University faculty offer to cut pay
Posted January 30, 2009 10:55 a.m. EST
Updated March 9, 2009 5:12 p.m. EDT
Chapel Hill, N.C. — Faculty at some University of North Carolina campuses have offered to accept pay cuts to save other jobs amid tight budgets, officials said Friday.
A UNC Board of Governors committee was discussing President Erskine Bowles' recent recommendation to limit tuition increases for in-state students next fall.
Bowles on Tuesday called for slashing requests for higher tuition from the system's 16 campuses by a third, to an average of 2.8 percent. He also said the system's overall cap on tuition increases should be lowered from 6.5 to 4.5 percent, saying a college education needed to remain affordable to families hit hard by the recession.
"While we recommended a reduction in the original request, I do want to stress we really need these funds," he said Friday.
Individual chancellors told the board Friday that they supported Bowles' recommendation and pledged not to cut financial aid as their own budgets were squeezed.
"I think it makes sense in light of the changes that we've seen in the financial environment," UNC-Chapel Hill Chancellor Holden Thorp said. "We just have to work all of these problems of ours out."
To help erase North Carolina's growing budget deficit, the state has pulled $150 million from the UNC system's annual appropriation.
Some faculty at North Carolina State University offered to take a 5 percent pay cut to save jobs, Chancellor James Oblinger said, adding no faculty expect raises this year.
"Department heads are telling me I've got faculty that are willing to take salary cuts and are willing to do this that or the other to preserve jobs of staff that support them or staff in the department," Oblinger said.
Temporary furloughs of university staff also are under consideration to save money, Bowles said. Furloughs would have to be approved by the General Assembly, as well as the Board of Governors.
Under Bowles' tuition proposal, in-state undergraduate tuition at UNC-Chapel Hill would go up $160, to $3,705, while tuition at N.C. State would increase by $93, to $3,860. Tuition at North Carolina Central University would go to $2,218, up $93, and Fayetteville State University tuition would go up by $79, to $1,826.
Oblinger and Thorp said they would work hard to keep class sizes down as they searched for ways to trim their budgets.
"Every student is probably going to be delayed in one way or another because of the availability of courses. So, a very critical need will be too monitor very carefully how we reinvest new dollars into keeping things going," Oblinger said.

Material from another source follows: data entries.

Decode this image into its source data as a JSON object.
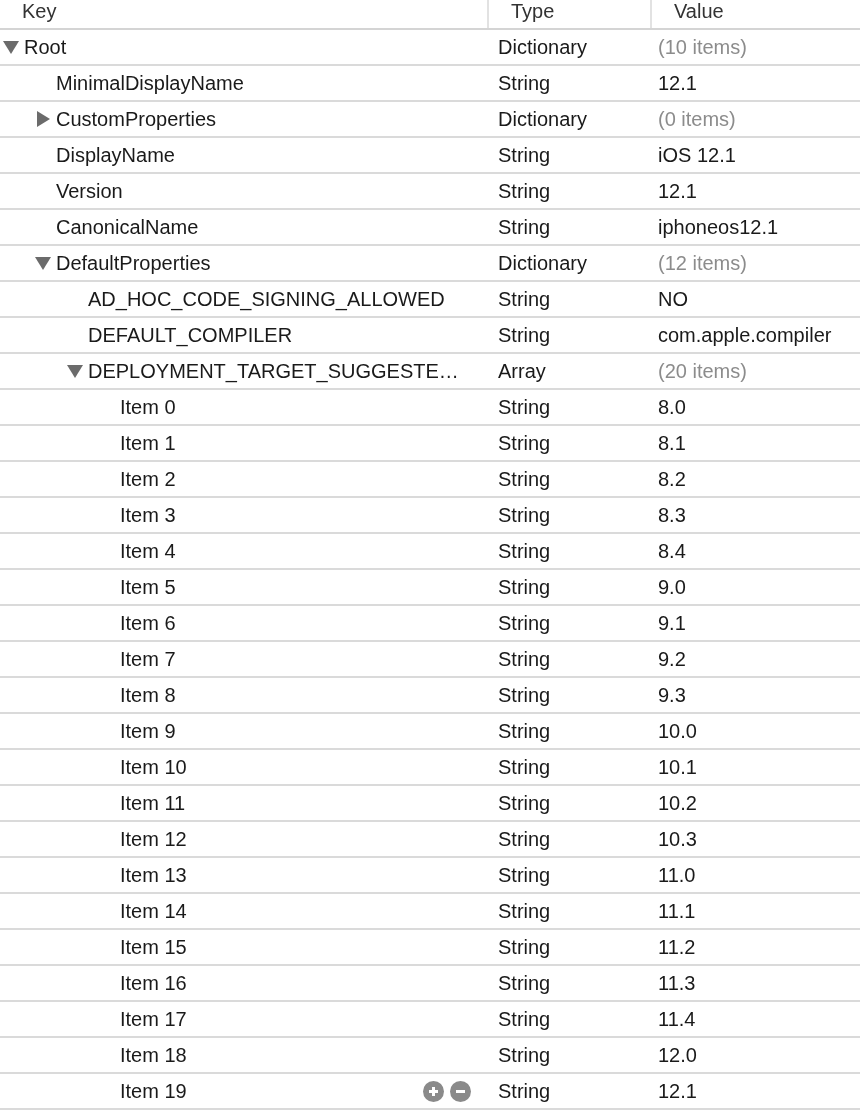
{
  "columns": [
    "Key",
    "Type",
    "Value"
  ],
  "rows": [
    {
      "key": "Root",
      "type": "Dictionary",
      "value": "(10 items)",
      "expanded": true,
      "hovered": false,
      "children": [
        {
          "key": "MinimalDisplayName",
          "type": "String",
          "value": "12.1",
          "hovered": false
        },
        {
          "key": "CustomProperties",
          "type": "Dictionary",
          "value": "(0 items)",
          "expanded": false,
          "hovered": false
        },
        {
          "key": "DisplayName",
          "type": "String",
          "value": "iOS 12.1",
          "hovered": false
        },
        {
          "key": "Version",
          "type": "String",
          "value": "12.1",
          "hovered": false
        },
        {
          "key": "CanonicalName",
          "type": "String",
          "value": "iphoneos12.1",
          "hovered": false
        },
        {
          "key": "DefaultProperties",
          "type": "Dictionary",
          "value": "(12 items)",
          "expanded": true,
          "hovered": false,
          "children": [
            {
              "key": "AD_HOC_CODE_SIGNING_ALLOWED",
              "type": "String",
              "value": "NO",
              "hovered": false
            },
            {
              "key": "DEFAULT_COMPILER",
              "type": "String",
              "value": "com.apple.compiler",
              "hovered": false
            },
            {
              "key": "DEPLOYMENT_TARGET_SUGGESTE…",
              "type": "Array",
              "value": "(20 items)",
              "expanded": true,
              "hovered": false,
              "children": [
                {
                  "key": "Item 0",
                  "type": "String",
                  "value": "8.0",
                  "hovered": false
                },
                {
                  "key": "Item 1",
                  "type": "String",
                  "value": "8.1",
                  "hovered": false
                },
                {
                  "key": "Item 2",
                  "type": "String",
                  "value": "8.2",
                  "hovered": false
                },
                {
                  "key": "Item 3",
                  "type": "String",
                  "value": "8.3",
                  "hovered": false
                },
                {
                  "key": "Item 4",
                  "type": "String",
                  "value": "8.4",
                  "hovered": false
                },
                {
                  "key": "Item 5",
                  "type": "String",
                  "value": "9.0",
                  "hovered": false
                },
                {
                  "key": "Item 6",
                  "type": "String",
                  "value": "9.1",
                  "hovered": false
                },
                {
                  "key": "Item 7",
                  "type": "String",
                  "value": "9.2",
                  "hovered": false
                },
                {
                  "key": "Item 8",
                  "type": "String",
                  "value": "9.3",
                  "hovered": false
                },
                {
                  "key": "Item 9",
                  "type": "String",
                  "value": "10.0",
                  "hovered": false
                },
                {
                  "key": "Item 10",
                  "type": "String",
                  "value": "10.1",
                  "hovered": false
                },
                {
                  "key": "Item 11",
                  "type": "String",
                  "value": "10.2",
                  "hovered": false
                },
                {
                  "key": "Item 12",
                  "type": "String",
                  "value": "10.3",
                  "hovered": false
                },
                {
                  "key": "Item 13",
                  "type": "String",
                  "value": "11.0",
                  "hovered": false
                },
                {
                  "key": "Item 14",
                  "type": "String",
                  "value": "11.1",
                  "hovered": false
                },
                {
                  "key": "Item 15",
                  "type": "String",
                  "value": "11.2",
                  "hovered": false
                },
                {
                  "key": "Item 16",
                  "type": "String",
                  "value": "11.3",
                  "hovered": false
                },
                {
                  "key": "Item 17",
                  "type": "String",
                  "value": "11.4",
                  "hovered": false
                },
                {
                  "key": "Item 18",
                  "type": "String",
                  "value": "12.0",
                  "hovered": false
                },
                {
                  "key": "Item 19",
                  "type": "String",
                  "value": "12.1",
                  "hovered": true
                }
              ]
            }
          ]
        }
      ]
    }
  ]
}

"Any (tuition) increase is not going to be good on the wallet," UNC-Chapel Hill freshman Luke Erlemann said. "As long as they are doing what they can to keep it low, I'm going to be satisfied."
Last year, tuition went up by an average of 1.2 percent across the UNC system.